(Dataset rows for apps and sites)
::::
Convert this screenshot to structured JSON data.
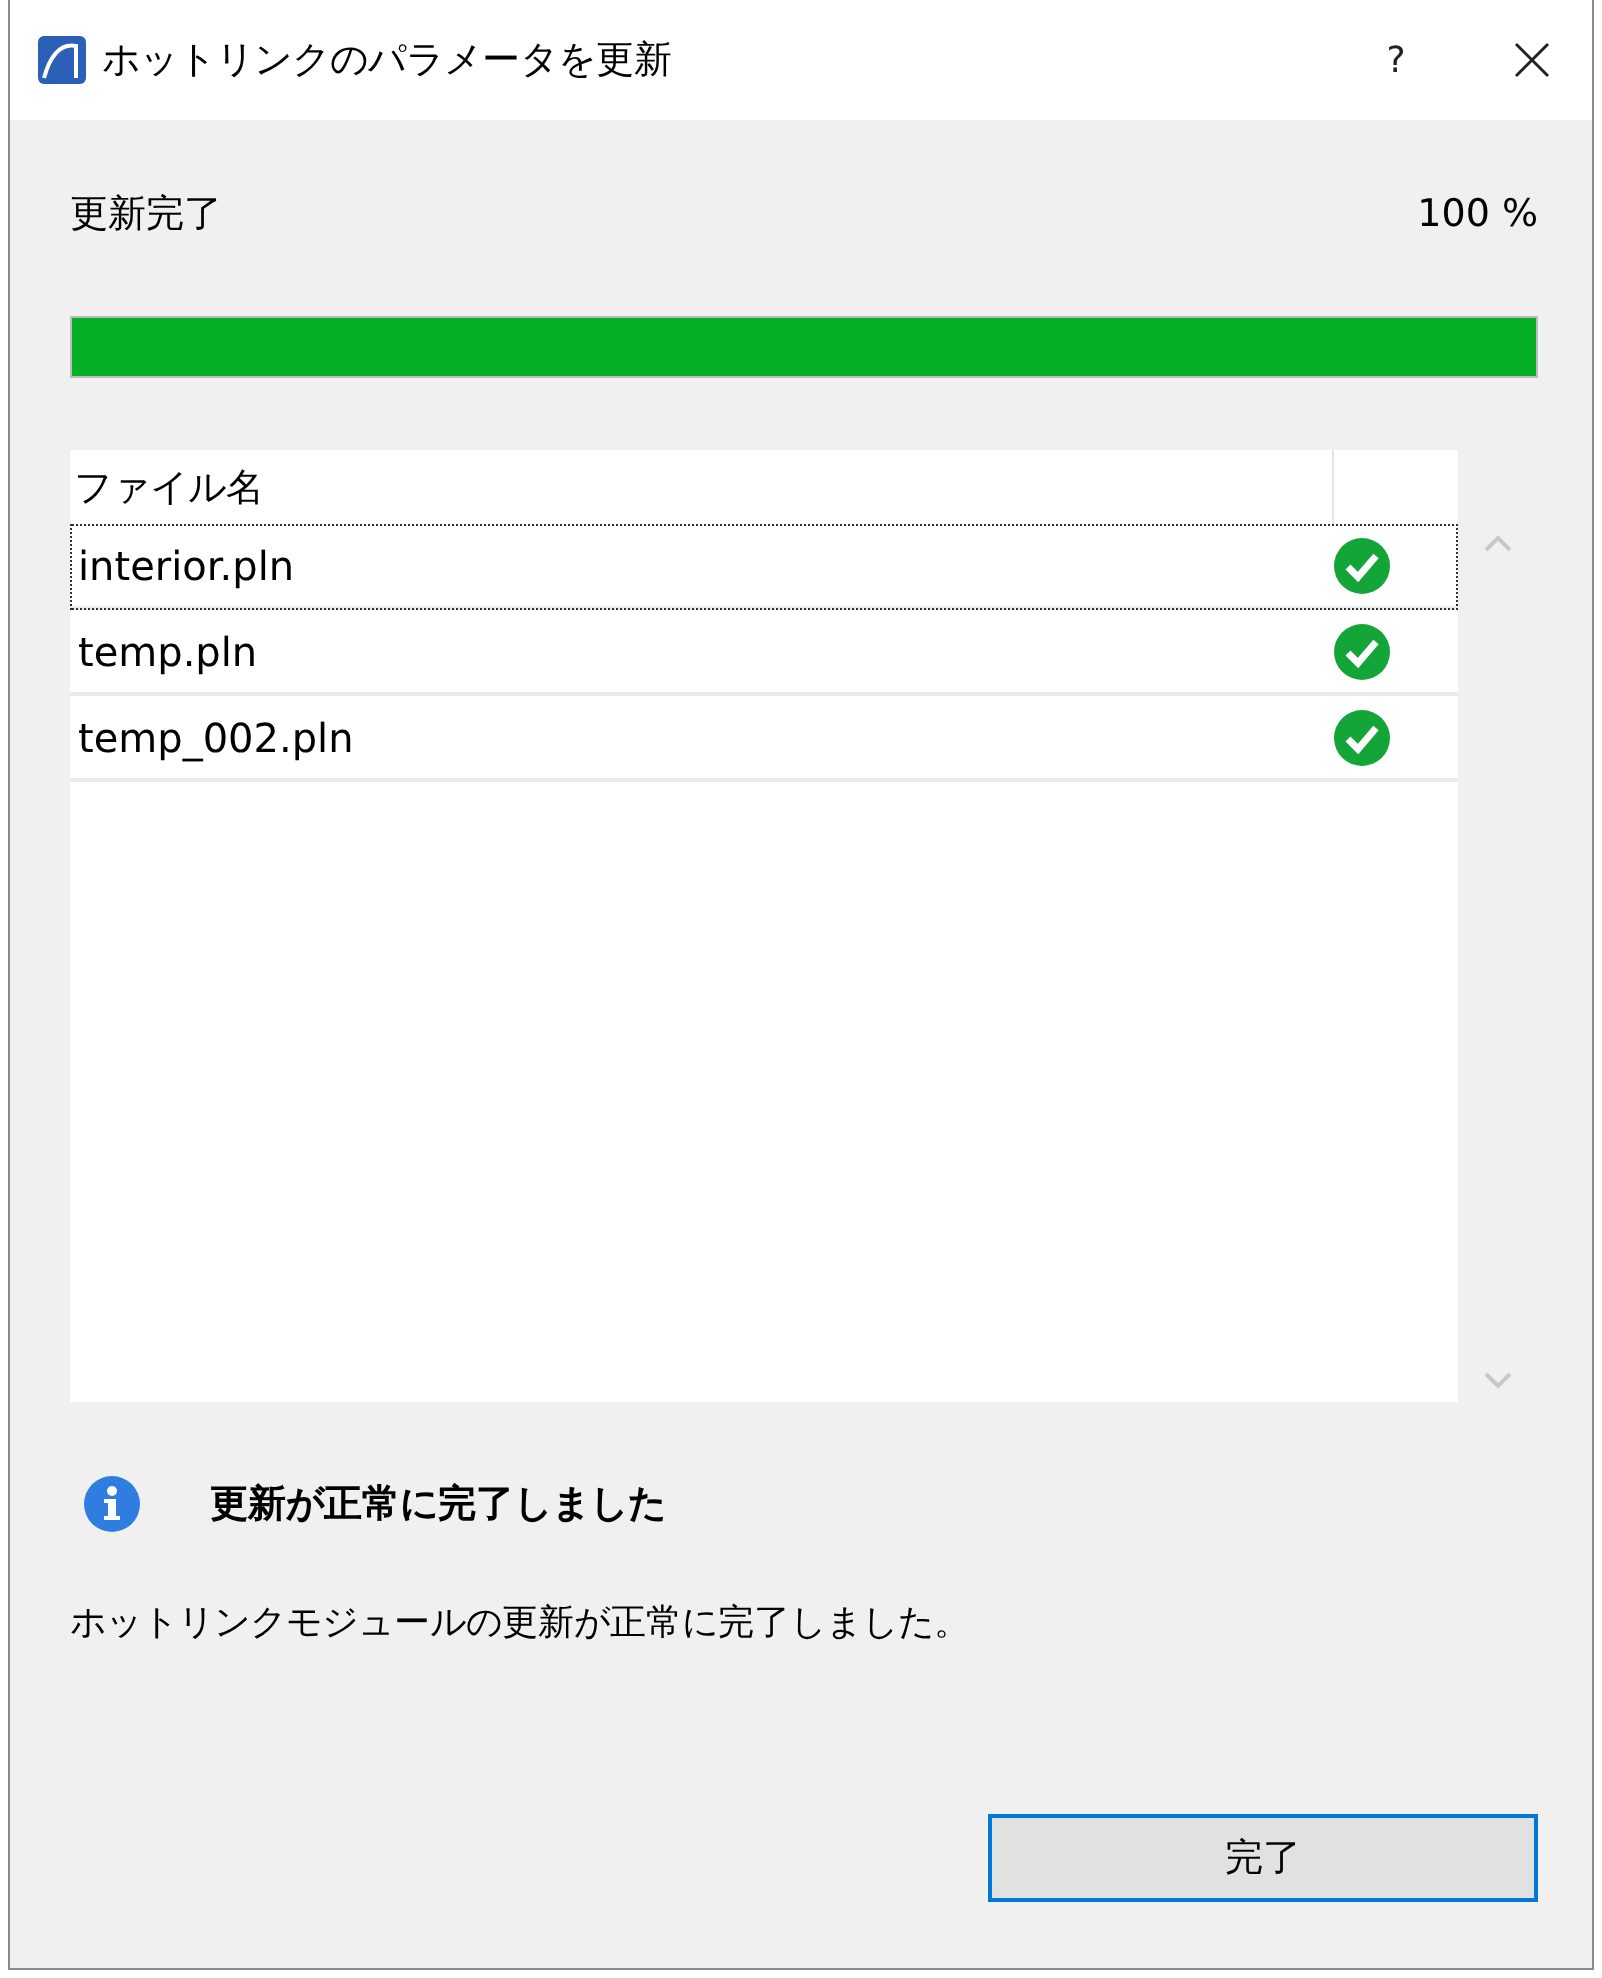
{
  "window": {
    "title": "ホットリンクのパラメータを更新",
    "help_button": "?"
  },
  "progress": {
    "label": "更新完了",
    "percent": "100 %",
    "level": 1
  },
  "table": {
    "columns": [
      "ファイル名"
    ],
    "rows": [
      {
        "name": "interior.pln",
        "selected": true,
        "done": true
      },
      {
        "name": "temp.pln",
        "selected": false,
        "done": true
      },
      {
        "name": "temp_002.pln",
        "selected": false,
        "done": true
      }
    ]
  },
  "message": {
    "title": "更新が正常に完了しました",
    "body": "ホットリンクモジュールの更新が正常に完了しました。"
  },
  "buttons": [
    "完了"
  ]
}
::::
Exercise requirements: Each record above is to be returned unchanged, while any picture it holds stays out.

Reply to the task:
Convert this screenshot to structured JSON data.
{
  "window": {
    "title": "ホットリンクのパラメータを更新",
    "help_button": "?"
  },
  "progress": {
    "label": "更新完了",
    "percent": "100 %",
    "level": 1
  },
  "table": {
    "columns": [
      "ファイル名"
    ],
    "rows": [
      {
        "name": "interior.pln",
        "selected": true,
        "done": true
      },
      {
        "name": "temp.pln",
        "selected": false,
        "done": true
      },
      {
        "name": "temp_002.pln",
        "selected": false,
        "done": true
      }
    ]
  },
  "message": {
    "title": "更新が正常に完了しました",
    "body": "ホットリンクモジュールの更新が正常に完了しました。"
  },
  "buttons": [
    "完了"
  ]
}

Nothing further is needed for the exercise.